The survey found that kissing appears to be something that the vast majority of people can agree qualifies as infidelity. A full 100 percent of women surveyed said that kissing qualifies as being unfaithful, while a slightly less but still substantial majority of men (86 percent) agreed. Emotional infidelity showed some of the biggest differences in opinion based on gender. Seventy-seven percent of women say that emotional relationships qualify as cheating, while only 55 percent of men felt the same way. Online relationships, a relatively new category of infidelity, also reveal a large difference in the way they are perceived by men and women. Only 56 percent of men believe online flirting or texting counts as cheating, while 82 percent of their female counterparts think it does.
Though people may have a wide array of views with regard to what qualifies as adultery, the reality is that under South Carolina law, there are far fewer categories to consider. Adultery in South Carolina remains one of only a few fault-based grounds for divorce. So does adultery only exist legally when there has been sexual intercourse? Not according to some South Carolina court decisions. Though there is no ironclad rule regarding what kinds of behavior qualify as adultery and what do not, it is clear that sexual relations almost always meet the test.
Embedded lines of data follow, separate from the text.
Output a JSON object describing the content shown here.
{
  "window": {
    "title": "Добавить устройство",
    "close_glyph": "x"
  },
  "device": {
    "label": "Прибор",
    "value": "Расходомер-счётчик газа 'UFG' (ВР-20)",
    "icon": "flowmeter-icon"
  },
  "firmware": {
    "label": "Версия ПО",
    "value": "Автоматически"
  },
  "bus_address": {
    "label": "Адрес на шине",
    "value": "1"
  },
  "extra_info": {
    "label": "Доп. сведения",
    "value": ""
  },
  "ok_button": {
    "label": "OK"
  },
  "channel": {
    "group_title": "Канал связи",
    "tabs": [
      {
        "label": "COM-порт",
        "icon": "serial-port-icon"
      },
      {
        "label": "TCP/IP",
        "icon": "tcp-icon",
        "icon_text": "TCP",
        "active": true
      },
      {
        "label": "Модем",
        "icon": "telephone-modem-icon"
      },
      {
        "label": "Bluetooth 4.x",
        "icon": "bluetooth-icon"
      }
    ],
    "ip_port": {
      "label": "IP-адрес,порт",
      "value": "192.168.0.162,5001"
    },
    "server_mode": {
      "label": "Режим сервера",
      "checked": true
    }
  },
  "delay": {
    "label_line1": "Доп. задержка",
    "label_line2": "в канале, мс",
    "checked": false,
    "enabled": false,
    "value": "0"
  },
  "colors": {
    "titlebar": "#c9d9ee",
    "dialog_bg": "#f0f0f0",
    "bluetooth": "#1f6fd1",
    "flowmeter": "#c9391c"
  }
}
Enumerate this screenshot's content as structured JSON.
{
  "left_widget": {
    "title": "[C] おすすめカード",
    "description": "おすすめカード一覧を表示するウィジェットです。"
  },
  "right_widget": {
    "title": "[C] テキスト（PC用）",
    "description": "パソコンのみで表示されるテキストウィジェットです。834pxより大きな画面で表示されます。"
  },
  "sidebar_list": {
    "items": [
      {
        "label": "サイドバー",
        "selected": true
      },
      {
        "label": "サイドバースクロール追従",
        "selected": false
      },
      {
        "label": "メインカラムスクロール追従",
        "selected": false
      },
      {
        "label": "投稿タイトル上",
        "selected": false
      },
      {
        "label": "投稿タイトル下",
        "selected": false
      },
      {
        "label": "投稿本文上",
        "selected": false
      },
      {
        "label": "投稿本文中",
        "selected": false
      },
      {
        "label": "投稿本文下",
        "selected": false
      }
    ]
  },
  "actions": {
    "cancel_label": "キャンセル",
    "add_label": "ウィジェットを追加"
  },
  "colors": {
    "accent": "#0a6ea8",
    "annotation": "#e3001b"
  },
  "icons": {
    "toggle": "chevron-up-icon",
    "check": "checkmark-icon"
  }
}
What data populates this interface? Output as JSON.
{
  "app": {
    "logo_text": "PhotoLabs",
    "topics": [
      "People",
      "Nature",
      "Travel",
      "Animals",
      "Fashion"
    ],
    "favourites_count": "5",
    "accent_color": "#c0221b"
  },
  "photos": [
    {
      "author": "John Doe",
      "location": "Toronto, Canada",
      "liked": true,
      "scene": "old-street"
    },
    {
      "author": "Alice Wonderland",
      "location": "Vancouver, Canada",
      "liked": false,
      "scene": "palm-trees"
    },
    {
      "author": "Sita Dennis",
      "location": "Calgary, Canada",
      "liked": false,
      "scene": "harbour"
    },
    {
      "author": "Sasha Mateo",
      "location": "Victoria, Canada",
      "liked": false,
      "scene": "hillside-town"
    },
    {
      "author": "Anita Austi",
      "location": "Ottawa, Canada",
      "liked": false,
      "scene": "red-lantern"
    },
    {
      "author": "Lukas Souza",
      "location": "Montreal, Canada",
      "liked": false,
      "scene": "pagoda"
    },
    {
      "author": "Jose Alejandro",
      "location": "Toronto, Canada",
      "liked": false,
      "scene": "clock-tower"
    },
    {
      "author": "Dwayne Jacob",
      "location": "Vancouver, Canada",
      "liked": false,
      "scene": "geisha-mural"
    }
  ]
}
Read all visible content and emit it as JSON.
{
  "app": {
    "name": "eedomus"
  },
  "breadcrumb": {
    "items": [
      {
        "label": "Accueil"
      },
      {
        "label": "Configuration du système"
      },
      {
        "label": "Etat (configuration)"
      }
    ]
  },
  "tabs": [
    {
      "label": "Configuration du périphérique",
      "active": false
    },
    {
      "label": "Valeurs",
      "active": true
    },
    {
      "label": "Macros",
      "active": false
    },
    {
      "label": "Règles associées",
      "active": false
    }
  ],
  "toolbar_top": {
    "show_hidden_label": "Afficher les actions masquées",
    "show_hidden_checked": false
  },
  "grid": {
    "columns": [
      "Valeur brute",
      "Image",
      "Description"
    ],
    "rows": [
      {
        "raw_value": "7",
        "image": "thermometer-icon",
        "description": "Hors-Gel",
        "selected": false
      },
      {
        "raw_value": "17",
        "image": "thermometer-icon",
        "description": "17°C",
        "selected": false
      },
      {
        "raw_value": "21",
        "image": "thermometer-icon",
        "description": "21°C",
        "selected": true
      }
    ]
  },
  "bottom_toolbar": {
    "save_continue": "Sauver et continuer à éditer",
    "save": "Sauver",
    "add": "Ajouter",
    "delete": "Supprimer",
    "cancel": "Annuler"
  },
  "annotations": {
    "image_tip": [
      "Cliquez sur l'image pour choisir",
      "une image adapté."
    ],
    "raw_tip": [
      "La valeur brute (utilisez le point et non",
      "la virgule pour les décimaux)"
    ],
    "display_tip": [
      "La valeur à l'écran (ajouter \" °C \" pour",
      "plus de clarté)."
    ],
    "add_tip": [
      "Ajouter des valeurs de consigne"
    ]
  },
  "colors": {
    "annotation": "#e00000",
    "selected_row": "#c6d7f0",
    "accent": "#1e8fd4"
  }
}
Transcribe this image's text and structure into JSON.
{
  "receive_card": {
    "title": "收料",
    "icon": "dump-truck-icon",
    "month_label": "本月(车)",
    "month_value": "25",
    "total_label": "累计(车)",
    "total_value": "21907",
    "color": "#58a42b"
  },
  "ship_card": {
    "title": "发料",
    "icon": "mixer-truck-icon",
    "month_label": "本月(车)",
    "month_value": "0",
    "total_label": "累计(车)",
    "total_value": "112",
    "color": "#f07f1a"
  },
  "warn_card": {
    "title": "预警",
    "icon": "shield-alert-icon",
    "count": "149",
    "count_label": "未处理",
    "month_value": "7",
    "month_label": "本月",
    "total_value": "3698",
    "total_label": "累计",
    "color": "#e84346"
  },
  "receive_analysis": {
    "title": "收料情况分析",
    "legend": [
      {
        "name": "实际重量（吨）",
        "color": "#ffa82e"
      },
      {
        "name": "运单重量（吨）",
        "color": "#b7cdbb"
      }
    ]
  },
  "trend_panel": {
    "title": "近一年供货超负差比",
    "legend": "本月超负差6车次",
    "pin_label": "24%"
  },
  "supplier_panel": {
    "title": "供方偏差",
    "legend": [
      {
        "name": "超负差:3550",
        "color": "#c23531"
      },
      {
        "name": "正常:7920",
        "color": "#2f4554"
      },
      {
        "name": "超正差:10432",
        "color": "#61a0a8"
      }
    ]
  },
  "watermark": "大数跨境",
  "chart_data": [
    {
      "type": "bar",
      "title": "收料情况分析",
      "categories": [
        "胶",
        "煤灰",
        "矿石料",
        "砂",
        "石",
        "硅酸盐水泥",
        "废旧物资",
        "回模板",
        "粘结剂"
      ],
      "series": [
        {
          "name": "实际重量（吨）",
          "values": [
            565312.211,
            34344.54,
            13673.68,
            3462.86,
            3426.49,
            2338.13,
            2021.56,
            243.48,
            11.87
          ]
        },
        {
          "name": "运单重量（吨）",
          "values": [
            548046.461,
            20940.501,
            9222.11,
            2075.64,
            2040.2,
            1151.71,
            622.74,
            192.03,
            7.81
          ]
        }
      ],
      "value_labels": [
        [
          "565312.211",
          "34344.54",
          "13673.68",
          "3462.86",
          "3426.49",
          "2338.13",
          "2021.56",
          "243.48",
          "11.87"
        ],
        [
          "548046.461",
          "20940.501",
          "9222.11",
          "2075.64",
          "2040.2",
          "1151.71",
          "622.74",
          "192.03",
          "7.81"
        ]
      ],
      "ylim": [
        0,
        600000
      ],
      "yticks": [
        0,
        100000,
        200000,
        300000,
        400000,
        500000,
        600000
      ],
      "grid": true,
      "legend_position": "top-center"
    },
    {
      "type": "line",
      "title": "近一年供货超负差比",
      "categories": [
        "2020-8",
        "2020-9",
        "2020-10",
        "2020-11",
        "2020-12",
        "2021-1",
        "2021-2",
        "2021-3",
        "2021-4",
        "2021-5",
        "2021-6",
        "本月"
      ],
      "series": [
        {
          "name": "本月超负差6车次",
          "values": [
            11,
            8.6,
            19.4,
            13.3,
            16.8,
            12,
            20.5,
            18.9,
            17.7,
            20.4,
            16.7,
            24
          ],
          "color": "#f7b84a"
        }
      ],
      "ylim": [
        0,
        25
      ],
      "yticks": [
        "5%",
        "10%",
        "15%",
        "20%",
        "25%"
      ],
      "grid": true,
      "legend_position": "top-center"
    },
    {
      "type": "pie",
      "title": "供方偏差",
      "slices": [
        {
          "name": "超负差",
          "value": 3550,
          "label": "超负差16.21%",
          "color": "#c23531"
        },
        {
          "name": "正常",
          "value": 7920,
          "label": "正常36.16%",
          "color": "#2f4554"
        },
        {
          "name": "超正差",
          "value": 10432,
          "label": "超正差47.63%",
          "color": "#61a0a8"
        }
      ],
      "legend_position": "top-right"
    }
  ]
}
That being said, our courts have been clear that adultery in South Carolina is not only sexual contact, but has been found to exist in situations where they may have been no sexual intercourse. Our courts have found that sexual intimacy can be enough to prove adultery in court, something that can have an important impact on some South Carolina divorce cases, as a spouse who has committed adultery is barred from receiving any alimony or other spousal support. For that reason, adultery can be a big issue in some cases, as it can make thousands (or hundreds of thousands) of dollars difference in the outcome.